>>>>>
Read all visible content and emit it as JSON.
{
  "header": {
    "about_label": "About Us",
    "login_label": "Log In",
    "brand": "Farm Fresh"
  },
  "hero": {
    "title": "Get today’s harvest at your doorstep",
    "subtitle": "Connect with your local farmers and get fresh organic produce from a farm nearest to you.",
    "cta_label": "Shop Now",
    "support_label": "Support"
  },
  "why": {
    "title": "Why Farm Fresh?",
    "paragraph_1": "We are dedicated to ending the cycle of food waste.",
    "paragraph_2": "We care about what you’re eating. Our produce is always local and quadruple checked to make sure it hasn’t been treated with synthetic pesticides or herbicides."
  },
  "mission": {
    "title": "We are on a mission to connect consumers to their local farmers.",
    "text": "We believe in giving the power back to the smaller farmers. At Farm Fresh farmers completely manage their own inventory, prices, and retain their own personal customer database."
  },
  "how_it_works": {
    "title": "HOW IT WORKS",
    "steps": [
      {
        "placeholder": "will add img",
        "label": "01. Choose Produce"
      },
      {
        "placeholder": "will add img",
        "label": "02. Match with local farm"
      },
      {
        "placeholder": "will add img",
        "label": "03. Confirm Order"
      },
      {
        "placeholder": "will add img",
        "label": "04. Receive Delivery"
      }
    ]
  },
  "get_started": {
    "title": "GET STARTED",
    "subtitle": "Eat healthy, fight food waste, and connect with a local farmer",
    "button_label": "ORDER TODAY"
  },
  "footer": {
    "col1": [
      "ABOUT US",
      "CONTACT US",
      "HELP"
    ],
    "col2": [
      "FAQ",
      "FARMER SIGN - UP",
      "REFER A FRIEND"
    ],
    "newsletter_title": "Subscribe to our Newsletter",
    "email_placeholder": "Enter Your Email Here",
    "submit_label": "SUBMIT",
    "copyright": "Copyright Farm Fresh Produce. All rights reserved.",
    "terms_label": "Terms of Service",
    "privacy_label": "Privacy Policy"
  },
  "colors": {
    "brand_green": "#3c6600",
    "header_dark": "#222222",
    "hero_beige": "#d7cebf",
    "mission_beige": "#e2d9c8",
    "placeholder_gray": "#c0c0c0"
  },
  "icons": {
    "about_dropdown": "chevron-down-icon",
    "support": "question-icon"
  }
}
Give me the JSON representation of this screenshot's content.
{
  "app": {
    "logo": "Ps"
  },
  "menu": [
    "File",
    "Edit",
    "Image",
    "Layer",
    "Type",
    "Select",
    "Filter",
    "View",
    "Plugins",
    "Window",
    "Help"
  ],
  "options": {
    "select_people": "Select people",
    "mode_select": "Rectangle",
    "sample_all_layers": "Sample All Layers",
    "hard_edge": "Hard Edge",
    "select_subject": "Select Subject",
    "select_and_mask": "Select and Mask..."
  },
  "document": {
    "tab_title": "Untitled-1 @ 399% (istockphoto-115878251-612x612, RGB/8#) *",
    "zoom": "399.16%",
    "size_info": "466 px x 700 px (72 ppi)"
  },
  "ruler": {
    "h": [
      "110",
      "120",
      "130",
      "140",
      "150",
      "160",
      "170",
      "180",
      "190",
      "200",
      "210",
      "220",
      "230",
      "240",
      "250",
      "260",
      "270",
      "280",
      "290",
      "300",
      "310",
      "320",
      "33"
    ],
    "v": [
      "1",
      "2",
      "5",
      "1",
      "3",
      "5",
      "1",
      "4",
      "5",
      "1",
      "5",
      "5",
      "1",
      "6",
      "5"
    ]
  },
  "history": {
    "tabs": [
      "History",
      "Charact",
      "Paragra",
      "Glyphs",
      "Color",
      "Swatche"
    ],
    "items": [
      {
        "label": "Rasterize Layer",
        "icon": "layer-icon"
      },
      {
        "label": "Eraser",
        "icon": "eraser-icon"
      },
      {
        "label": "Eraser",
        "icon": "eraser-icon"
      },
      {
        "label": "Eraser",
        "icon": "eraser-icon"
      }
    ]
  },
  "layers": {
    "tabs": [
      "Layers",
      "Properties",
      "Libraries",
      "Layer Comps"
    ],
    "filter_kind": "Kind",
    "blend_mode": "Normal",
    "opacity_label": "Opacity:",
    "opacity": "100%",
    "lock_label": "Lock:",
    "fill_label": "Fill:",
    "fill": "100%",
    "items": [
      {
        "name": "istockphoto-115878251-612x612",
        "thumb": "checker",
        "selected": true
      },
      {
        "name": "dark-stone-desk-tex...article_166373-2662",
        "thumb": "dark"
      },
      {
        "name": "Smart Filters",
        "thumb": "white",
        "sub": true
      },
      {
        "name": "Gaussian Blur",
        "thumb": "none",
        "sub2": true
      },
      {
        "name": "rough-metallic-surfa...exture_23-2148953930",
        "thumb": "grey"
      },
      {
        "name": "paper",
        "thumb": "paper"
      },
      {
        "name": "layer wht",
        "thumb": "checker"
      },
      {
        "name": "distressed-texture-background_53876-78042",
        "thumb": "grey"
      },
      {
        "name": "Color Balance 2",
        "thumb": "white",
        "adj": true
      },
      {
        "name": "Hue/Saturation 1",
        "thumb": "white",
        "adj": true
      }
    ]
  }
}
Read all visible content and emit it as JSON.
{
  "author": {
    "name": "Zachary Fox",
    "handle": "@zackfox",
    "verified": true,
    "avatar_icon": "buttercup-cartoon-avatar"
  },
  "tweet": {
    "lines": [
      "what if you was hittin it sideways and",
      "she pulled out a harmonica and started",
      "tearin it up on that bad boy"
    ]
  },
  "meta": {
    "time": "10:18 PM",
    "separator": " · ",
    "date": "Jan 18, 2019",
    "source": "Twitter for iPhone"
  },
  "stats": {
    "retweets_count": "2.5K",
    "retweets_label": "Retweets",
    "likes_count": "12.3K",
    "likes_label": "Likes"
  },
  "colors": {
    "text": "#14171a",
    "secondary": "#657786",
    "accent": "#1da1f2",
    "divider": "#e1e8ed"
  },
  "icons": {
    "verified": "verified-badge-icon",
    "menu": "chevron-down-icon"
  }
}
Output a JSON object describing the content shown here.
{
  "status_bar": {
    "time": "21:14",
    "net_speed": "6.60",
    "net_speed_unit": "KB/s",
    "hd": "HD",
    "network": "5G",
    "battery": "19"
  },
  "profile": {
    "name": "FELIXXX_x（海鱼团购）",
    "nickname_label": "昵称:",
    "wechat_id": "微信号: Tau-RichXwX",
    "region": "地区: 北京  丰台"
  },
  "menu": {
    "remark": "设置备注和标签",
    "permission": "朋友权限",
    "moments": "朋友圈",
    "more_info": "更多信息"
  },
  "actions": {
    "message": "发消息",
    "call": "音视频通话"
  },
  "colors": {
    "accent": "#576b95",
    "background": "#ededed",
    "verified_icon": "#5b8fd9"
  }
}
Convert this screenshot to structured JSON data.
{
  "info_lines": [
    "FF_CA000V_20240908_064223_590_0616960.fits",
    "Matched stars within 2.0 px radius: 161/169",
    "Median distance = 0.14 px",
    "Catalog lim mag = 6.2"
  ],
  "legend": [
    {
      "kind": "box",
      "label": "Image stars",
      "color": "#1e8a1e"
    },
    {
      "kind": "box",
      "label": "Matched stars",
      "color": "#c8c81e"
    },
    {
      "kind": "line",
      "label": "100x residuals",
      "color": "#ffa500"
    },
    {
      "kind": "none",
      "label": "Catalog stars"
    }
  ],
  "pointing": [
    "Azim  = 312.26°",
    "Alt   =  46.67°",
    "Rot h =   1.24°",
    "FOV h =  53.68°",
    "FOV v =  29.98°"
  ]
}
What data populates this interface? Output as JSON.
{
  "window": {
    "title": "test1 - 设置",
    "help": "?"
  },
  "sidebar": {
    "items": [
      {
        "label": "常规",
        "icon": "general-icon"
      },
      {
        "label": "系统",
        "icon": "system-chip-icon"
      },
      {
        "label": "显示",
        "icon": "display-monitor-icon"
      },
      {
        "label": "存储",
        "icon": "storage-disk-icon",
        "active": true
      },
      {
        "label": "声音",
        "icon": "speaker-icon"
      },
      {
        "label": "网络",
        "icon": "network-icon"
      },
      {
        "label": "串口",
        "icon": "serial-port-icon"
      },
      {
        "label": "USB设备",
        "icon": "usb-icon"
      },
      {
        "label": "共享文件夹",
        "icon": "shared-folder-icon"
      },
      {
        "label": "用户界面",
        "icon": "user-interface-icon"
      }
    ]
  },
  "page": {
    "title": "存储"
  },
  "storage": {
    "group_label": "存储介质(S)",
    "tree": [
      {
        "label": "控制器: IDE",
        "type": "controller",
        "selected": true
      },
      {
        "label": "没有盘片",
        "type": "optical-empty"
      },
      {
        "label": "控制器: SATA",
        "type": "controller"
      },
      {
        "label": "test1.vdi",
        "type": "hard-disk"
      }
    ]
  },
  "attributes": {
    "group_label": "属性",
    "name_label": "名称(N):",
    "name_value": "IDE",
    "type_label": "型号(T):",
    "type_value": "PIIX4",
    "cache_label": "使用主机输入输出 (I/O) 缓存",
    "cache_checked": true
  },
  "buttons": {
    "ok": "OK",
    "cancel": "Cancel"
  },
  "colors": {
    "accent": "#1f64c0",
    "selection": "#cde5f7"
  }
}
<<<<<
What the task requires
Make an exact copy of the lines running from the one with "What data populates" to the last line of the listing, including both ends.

Solved problem
What data populates this interface? Output as JSON.
{
  "window": {
    "title": "test1 - 设置",
    "help": "?"
  },
  "sidebar": {
    "items": [
      {
        "label": "常规",
        "icon": "general-icon"
      },
      {
        "label": "系统",
        "icon": "system-chip-icon"
      },
      {
        "label": "显示",
        "icon": "display-monitor-icon"
      },
      {
        "label": "存储",
        "icon": "storage-disk-icon",
        "active": true
      },
      {
        "label": "声音",
        "icon": "speaker-icon"
      },
      {
        "label": "网络",
        "icon": "network-icon"
      },
      {
        "label": "串口",
        "icon": "serial-port-icon"
      },
      {
        "label": "USB设备",
        "icon": "usb-icon"
      },
      {
        "label": "共享文件夹",
        "icon": "shared-folder-icon"
      },
      {
        "label": "用户界面",
        "icon": "user-interface-icon"
      }
    ]
  },
  "page": {
    "title": "存储"
  },
  "storage": {
    "group_label": "存储介质(S)",
    "tree": [
      {
        "label": "控制器: IDE",
        "type": "controller",
        "selected": true
      },
      {
        "label": "没有盘片",
        "type": "optical-empty"
      },
      {
        "label": "控制器: SATA",
        "type": "controller"
      },
      {
        "label": "test1.vdi",
        "type": "hard-disk"
      }
    ]
  },
  "attributes": {
    "group_label": "属性",
    "name_label": "名称(N):",
    "name_value": "IDE",
    "type_label": "型号(T):",
    "type_value": "PIIX4",
    "cache_label": "使用主机输入输出 (I/O) 缓存",
    "cache_checked": true
  },
  "buttons": {
    "ok": "OK",
    "cancel": "Cancel"
  },
  "colors": {
    "accent": "#1f64c0",
    "selection": "#cde5f7"
  }
}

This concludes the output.